These 5 Grocery Store Flowers Will Last You the Longest
From the best angle to trim stems to the optimum water temperature for perkiness, we’ve done our research when it comes to keeping cut flowers alive. But the question remains: Which blooms actually give you the best bang for your buck? Next time you treat yourself to a bouquet at checkout, we highly suggest grabbing one of these five beautiful and hardy varieties—all of which have an impressive vase life of two to four weeks.
Alstroemeria: Two Weeks
You’ve probably seen these guys for years...and now you know their name. The speckled, trumpet-shaped blooms will last up to 14 days when given fresh water daily (they’re big drinkers, so don’t skimp). A word to the wise: The green leaves on alstroemeria stems will turn yellow and wilt well before the flowers themselves finish blooming. So simply pluck off the browning leaves as they appear, and continue to enjoy your colorful florals for days, even weeks, afterward.
Cut Lilies: Two Weeks
When purchased fresh, fragrant lilies often take a week before the tight buds even open. It’s also not uncommon for one bud to burst open, but another on the same stem to take an additional five to ten days to show its colors. The result? A bouquet that’s elegant, always evolving and, best of all, super long-lasting. P.S. Be sure to remove messy pollen pods and place your lilies out of direct sunlight for maximum life extension.
Carnations: Three Weeks
Carnations get a bad rap for being “cheap,” but honestly what’s not to love? They’re cheerful, wallet-friendly, come in every color under the sun and look super chic when cut short and arranged simply. Oh, and did we mention they last a whopping three weeks? Just remember to remove any petals or leaves that hit at water level or below, and to freshen their H2O supply regularly.
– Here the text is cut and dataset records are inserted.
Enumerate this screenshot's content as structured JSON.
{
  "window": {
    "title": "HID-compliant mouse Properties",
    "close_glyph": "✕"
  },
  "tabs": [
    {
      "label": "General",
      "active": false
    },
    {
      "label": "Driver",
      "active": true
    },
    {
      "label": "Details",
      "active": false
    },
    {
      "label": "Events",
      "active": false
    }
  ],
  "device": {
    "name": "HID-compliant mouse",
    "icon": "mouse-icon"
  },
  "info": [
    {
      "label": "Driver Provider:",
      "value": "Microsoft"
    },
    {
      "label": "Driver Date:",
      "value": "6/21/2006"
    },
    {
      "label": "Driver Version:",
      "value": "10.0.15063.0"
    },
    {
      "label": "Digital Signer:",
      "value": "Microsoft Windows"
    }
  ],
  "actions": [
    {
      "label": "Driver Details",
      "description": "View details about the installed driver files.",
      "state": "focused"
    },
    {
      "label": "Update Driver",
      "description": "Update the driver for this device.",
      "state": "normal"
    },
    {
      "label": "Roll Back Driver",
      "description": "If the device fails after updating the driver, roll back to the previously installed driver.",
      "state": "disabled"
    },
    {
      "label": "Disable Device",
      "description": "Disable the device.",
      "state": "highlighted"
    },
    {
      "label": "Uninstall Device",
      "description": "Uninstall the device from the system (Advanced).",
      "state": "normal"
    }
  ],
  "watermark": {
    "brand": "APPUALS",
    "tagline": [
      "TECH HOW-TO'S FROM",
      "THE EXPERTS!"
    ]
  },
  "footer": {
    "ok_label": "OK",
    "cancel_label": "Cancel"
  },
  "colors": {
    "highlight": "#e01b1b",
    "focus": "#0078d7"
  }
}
Allium: Two to Three Weeks
Don’t these purple orbs make you happy just looking at 'em? Good news—the voluminous sculptural blooms last between two and three weeks when cared for properly. Very important note: They’re actually from the same family as onions, shallots and leeks, and their water can start to smell like it if you don’t refresh frequently.
Chrysanthemum: Four Weeks
These ubiquitous blooms are by far the best value for dollar spent: They last a whole 25 to 30 days. To keep them fresher longer, opt for chrysanthemums with nice long stems, and trim those suckers every few days.